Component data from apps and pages

*** Begin section ***

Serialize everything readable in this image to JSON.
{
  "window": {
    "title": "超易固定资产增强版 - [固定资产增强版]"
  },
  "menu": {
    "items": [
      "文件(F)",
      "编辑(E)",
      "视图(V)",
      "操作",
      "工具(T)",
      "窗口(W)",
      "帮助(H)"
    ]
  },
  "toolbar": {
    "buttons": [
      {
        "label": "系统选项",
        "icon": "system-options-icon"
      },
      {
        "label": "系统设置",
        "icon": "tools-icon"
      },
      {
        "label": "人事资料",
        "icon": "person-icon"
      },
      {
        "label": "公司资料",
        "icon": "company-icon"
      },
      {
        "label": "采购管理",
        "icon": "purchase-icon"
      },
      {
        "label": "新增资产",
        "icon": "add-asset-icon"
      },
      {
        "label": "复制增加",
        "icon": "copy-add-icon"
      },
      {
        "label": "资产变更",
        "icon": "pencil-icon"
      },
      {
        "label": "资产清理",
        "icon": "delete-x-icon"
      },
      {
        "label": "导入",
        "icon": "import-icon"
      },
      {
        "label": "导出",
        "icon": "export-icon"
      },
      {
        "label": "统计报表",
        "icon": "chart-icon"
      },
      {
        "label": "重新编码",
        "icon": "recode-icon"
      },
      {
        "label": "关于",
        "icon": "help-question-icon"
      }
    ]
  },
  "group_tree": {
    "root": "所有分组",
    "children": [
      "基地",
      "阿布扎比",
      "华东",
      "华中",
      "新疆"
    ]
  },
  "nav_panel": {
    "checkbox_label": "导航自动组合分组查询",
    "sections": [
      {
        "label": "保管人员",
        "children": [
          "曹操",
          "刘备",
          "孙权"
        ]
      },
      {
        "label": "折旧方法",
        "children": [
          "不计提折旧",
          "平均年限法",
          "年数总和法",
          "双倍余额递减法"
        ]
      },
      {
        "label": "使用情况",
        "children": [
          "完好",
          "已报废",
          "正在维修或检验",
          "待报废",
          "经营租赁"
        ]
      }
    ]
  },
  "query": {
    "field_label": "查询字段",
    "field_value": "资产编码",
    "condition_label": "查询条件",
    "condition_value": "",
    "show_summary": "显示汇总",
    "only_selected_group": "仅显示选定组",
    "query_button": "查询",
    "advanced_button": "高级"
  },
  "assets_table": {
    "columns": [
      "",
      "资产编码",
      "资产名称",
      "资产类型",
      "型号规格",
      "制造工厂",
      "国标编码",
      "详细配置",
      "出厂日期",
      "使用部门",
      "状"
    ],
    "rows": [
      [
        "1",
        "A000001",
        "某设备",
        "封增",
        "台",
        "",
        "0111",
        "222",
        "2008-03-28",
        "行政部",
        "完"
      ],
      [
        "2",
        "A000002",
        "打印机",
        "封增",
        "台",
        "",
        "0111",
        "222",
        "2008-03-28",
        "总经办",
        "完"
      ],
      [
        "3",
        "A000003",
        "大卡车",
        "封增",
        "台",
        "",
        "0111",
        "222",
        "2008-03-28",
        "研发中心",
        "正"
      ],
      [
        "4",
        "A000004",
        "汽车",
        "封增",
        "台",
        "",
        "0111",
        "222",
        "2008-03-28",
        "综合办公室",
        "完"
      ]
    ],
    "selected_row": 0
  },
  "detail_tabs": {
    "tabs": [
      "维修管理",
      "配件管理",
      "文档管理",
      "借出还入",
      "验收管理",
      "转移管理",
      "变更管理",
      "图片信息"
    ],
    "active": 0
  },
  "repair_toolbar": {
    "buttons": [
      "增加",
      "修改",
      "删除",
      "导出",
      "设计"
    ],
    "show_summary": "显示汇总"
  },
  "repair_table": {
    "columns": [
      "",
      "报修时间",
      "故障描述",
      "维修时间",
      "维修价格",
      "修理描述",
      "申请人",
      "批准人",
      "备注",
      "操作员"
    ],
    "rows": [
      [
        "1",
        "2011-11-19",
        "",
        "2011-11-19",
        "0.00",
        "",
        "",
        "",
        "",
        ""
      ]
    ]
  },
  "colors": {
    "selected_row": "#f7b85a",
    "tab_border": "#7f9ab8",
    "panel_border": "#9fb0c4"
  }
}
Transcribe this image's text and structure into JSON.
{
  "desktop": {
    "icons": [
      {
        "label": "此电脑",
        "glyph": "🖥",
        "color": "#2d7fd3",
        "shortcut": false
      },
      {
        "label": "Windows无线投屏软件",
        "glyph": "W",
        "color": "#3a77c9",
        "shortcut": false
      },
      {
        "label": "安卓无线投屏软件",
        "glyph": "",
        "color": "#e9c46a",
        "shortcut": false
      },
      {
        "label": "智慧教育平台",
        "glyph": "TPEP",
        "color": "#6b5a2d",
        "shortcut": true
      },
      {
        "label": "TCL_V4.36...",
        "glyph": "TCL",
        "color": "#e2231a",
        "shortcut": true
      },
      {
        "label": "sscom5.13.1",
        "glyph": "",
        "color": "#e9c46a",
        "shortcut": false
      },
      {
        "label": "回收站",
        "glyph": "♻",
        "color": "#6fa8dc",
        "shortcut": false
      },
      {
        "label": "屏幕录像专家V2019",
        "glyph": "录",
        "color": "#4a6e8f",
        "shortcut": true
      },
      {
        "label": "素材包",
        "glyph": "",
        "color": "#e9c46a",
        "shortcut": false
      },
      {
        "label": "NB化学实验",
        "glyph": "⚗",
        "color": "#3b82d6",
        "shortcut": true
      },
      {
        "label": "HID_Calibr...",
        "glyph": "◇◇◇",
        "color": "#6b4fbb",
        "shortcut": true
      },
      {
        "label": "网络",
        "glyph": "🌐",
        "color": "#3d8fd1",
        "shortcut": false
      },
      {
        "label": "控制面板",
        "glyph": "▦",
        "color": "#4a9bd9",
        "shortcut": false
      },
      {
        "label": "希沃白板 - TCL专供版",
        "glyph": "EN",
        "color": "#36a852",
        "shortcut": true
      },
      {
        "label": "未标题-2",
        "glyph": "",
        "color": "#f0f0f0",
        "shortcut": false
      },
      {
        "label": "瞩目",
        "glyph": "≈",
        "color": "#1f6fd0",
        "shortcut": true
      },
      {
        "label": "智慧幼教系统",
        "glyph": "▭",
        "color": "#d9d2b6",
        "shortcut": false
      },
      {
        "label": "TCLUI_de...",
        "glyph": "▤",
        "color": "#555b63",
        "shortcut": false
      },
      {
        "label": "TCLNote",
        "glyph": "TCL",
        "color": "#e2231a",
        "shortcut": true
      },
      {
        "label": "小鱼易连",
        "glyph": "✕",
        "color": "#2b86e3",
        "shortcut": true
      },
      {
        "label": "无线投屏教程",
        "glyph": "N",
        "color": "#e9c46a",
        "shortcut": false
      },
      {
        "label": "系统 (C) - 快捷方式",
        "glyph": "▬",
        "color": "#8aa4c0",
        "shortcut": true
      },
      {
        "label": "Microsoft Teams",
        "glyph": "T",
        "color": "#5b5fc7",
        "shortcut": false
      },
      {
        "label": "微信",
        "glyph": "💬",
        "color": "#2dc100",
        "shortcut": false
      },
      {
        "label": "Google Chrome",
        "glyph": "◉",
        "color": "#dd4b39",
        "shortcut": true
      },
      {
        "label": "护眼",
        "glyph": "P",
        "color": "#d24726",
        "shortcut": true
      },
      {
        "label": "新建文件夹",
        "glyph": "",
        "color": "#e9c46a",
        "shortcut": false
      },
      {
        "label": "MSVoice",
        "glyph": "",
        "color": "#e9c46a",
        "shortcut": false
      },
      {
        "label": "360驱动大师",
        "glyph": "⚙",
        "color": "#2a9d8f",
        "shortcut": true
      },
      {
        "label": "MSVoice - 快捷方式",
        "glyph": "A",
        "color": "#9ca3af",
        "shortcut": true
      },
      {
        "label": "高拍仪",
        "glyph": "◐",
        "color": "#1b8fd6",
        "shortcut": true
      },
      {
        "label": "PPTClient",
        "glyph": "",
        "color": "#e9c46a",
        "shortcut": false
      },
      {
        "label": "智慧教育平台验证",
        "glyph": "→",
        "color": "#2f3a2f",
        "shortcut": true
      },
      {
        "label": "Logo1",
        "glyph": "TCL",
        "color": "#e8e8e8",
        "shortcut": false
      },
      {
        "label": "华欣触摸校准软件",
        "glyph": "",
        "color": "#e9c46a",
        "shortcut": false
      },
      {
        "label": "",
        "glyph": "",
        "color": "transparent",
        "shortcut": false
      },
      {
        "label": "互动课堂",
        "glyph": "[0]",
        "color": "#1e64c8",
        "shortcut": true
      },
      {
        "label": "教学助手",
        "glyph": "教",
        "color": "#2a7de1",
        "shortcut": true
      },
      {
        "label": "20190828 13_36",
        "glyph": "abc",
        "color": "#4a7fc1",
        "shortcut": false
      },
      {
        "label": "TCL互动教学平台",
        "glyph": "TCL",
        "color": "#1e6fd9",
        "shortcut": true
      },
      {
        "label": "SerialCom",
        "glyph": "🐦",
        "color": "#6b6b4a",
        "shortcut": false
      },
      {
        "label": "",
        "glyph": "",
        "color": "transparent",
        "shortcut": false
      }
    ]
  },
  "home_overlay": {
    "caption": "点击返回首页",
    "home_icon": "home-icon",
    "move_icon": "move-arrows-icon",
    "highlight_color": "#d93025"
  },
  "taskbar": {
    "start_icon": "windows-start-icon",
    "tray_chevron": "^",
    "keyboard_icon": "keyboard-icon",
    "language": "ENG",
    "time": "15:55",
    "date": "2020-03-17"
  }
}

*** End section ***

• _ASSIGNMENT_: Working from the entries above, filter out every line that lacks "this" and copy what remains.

• _EXPECTED OUTPUT_:
Serialize everything readable in this image to JSON.
Transcribe this image's text and structure into JSON.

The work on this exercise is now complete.